Web page and app entries:
--------------------------------

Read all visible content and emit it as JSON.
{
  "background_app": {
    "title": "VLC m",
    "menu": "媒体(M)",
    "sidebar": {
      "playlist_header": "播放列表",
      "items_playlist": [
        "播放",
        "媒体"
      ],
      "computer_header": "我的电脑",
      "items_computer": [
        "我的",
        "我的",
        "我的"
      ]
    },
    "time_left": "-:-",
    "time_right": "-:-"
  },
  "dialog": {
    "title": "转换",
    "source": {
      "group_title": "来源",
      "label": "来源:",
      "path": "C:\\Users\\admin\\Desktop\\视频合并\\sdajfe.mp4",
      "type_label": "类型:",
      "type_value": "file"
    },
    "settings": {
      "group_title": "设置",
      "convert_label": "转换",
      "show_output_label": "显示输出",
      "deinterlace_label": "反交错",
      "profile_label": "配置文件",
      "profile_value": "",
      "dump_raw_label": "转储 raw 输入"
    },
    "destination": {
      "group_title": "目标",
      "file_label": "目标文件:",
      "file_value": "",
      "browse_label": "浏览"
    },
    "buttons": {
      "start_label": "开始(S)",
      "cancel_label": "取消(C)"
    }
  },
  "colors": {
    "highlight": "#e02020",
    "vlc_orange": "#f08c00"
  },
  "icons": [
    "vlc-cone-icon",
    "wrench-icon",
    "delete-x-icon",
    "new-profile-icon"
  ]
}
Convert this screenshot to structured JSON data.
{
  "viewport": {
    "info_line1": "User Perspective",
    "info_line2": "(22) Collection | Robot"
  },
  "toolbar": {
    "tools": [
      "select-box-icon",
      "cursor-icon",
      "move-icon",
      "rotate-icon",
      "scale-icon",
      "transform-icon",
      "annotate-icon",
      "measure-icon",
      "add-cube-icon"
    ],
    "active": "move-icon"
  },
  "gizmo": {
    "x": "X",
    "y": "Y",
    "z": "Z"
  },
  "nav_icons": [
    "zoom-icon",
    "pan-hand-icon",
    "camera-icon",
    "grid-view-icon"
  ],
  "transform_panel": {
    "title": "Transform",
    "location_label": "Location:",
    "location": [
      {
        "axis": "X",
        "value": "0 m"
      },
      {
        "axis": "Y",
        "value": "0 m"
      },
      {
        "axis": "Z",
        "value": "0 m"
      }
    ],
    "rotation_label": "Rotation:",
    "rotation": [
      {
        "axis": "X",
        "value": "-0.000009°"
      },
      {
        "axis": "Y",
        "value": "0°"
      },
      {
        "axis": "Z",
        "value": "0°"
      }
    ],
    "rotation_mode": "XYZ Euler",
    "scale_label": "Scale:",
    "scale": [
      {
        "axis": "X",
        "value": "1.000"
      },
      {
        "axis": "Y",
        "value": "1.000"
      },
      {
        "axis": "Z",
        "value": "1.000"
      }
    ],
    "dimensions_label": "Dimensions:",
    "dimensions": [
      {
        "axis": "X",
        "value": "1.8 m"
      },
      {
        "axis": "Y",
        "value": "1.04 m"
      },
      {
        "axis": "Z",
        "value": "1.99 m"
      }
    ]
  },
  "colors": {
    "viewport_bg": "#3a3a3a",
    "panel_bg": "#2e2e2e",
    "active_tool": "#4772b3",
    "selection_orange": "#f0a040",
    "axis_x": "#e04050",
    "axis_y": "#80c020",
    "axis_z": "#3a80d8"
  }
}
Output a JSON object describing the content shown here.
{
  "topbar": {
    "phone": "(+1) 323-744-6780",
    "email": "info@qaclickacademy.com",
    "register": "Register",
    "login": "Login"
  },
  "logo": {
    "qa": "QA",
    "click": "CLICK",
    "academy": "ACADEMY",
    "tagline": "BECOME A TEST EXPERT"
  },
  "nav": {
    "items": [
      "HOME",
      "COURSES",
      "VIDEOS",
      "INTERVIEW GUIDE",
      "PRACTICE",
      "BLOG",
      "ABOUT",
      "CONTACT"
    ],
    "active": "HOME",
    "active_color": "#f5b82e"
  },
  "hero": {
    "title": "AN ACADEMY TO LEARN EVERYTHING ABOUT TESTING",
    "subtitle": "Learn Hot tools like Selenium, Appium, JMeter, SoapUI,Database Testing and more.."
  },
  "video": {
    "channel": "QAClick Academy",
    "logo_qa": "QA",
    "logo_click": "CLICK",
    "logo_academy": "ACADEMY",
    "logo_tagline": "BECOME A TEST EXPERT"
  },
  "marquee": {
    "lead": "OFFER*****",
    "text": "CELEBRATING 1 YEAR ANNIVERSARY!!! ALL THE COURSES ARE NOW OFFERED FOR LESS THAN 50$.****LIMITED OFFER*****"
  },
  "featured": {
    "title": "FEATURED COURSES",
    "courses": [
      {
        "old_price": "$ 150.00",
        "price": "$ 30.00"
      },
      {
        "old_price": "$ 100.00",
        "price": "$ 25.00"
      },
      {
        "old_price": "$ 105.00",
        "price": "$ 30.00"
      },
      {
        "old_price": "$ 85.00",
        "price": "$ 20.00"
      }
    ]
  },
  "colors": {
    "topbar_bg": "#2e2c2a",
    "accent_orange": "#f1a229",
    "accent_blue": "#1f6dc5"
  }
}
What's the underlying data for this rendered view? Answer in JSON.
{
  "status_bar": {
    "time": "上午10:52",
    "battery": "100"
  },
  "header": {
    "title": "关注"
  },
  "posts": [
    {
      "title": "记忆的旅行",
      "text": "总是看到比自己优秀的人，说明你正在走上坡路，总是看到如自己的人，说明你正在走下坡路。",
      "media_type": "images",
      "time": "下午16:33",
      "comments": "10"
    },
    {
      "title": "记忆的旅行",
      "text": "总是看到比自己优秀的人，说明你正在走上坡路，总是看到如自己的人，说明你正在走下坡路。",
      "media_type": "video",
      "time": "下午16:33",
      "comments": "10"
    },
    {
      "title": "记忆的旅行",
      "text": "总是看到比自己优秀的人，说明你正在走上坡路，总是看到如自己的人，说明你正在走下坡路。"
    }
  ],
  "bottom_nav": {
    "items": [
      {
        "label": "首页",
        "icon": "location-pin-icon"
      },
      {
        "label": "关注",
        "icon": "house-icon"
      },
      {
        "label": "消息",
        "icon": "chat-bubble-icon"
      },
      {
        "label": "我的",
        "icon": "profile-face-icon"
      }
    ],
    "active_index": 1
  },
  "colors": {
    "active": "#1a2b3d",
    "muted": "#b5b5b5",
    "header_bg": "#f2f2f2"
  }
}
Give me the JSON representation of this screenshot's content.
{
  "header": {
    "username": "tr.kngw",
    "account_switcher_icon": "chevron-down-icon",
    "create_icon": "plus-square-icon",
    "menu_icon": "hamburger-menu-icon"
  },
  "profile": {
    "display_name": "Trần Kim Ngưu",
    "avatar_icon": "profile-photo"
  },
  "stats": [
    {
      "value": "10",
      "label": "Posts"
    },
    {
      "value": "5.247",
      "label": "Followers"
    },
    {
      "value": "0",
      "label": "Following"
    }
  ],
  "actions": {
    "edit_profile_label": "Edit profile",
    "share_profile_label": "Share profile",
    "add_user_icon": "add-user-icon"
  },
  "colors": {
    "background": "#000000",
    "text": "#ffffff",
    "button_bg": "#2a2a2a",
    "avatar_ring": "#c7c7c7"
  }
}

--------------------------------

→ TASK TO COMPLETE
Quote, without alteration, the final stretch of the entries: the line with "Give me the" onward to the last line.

→ ANSWER TO THIS EXERCISE
Give me the JSON representation of this screenshot's content.
{
  "header": {
    "username": "tr.kngw",
    "account_switcher_icon": "chevron-down-icon",
    "create_icon": "plus-square-icon",
    "menu_icon": "hamburger-menu-icon"
  },
  "profile": {
    "display_name": "Trần Kim Ngưu",
    "avatar_icon": "profile-photo"
  },
  "stats": [
    {
      "value": "10",
      "label": "Posts"
    },
    {
      "value": "5.247",
      "label": "Followers"
    },
    {
      "value": "0",
      "label": "Following"
    }
  ],
  "actions": {
    "edit_profile_label": "Edit profile",
    "share_profile_label": "Share profile",
    "add_user_icon": "add-user-icon"
  },
  "colors": {
    "background": "#000000",
    "text": "#ffffff",
    "button_bg": "#2a2a2a",
    "avatar_ring": "#c7c7c7"
  }
}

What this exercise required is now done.